“I think it keeps our area in line with all the exciting things that’s going on in the rest of the city and makes us part of the ‘new Buffalo,’ ” Sandee Scruggs, president of Bennett Village Terrace Block Club, said after the meeting.
Residents said they were pleased to see signs of progress at the site after years of neglect by a previous owner.
“I like the fact that it’s being put to use, all that acreage,” said Beverly Davis, a 30-year resident of East Morris Avenue, who helped lead efforts in Housing Court to wrest ownership of the Central Park Plaza from its former out-of-town owner.
“It was a blight,” she said. “Everything on earth that you could think of that was wrong was in Central Park Plaza.”
Ciminelli announced Monday night that, with community approval, the new development would be named Highland Park, a return to the area’s original name, according to maps dating from the early 20th century.
Ciminelli emphasized that all community stakeholders would have a role in revitalizing the neighborhood through a public-private partnership and that the developer could not do it alone.
“We want to create opportunities for you guys to participate in the success of this neighborhood,” Ciminelli told the audience. “We’ve got enough to do with over 27 acres.”
The company was praised for its outreach efforts, including Monday’s meeting.
“They were attentive to listening to the concerns of the people,” said Renee Keith, executive director of Elim Christian Fellowship, which is adjacent to the former plaza.

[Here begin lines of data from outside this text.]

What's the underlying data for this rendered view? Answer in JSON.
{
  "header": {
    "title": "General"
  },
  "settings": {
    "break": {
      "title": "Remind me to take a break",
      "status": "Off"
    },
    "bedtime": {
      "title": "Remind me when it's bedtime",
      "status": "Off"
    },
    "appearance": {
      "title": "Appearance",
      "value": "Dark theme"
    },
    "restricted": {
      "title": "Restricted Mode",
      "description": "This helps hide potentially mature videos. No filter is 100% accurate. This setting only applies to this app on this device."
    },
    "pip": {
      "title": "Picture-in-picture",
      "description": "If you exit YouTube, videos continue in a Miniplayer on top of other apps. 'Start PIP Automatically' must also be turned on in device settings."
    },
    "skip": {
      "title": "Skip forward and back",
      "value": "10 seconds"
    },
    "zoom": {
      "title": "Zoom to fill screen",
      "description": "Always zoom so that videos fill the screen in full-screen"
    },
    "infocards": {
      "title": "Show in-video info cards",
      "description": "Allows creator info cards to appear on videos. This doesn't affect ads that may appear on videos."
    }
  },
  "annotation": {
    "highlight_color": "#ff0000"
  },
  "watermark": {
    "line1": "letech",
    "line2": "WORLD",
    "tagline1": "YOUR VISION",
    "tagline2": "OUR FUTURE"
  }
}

“Quite naturally, the concerns are diverse.”
Several residents during a question-and-answer session called on Ciminelli to ensure that minority-owned contractors and minority laborers in the skilled trades will be hired to work on the new development.
Ciminelli said that was a priority at the company and that it has programs in place to funnel training and jobs to minorities.
Others expressed concern that plans for a grocery store were not included. But Ciminelli replied that food retail would likely soon follow the expected influx of thousands of new residents.
The area not owned by Ciminelli immediately northwest of the former plaza would be ripe for development of a grocery store, he added.
“We do need a supermarket, but I think that will be the result of the plan they’ve got,” Scruggs said. “When they bring people in, put roofs in, put families in, it’s going to be a viable neighborhood.”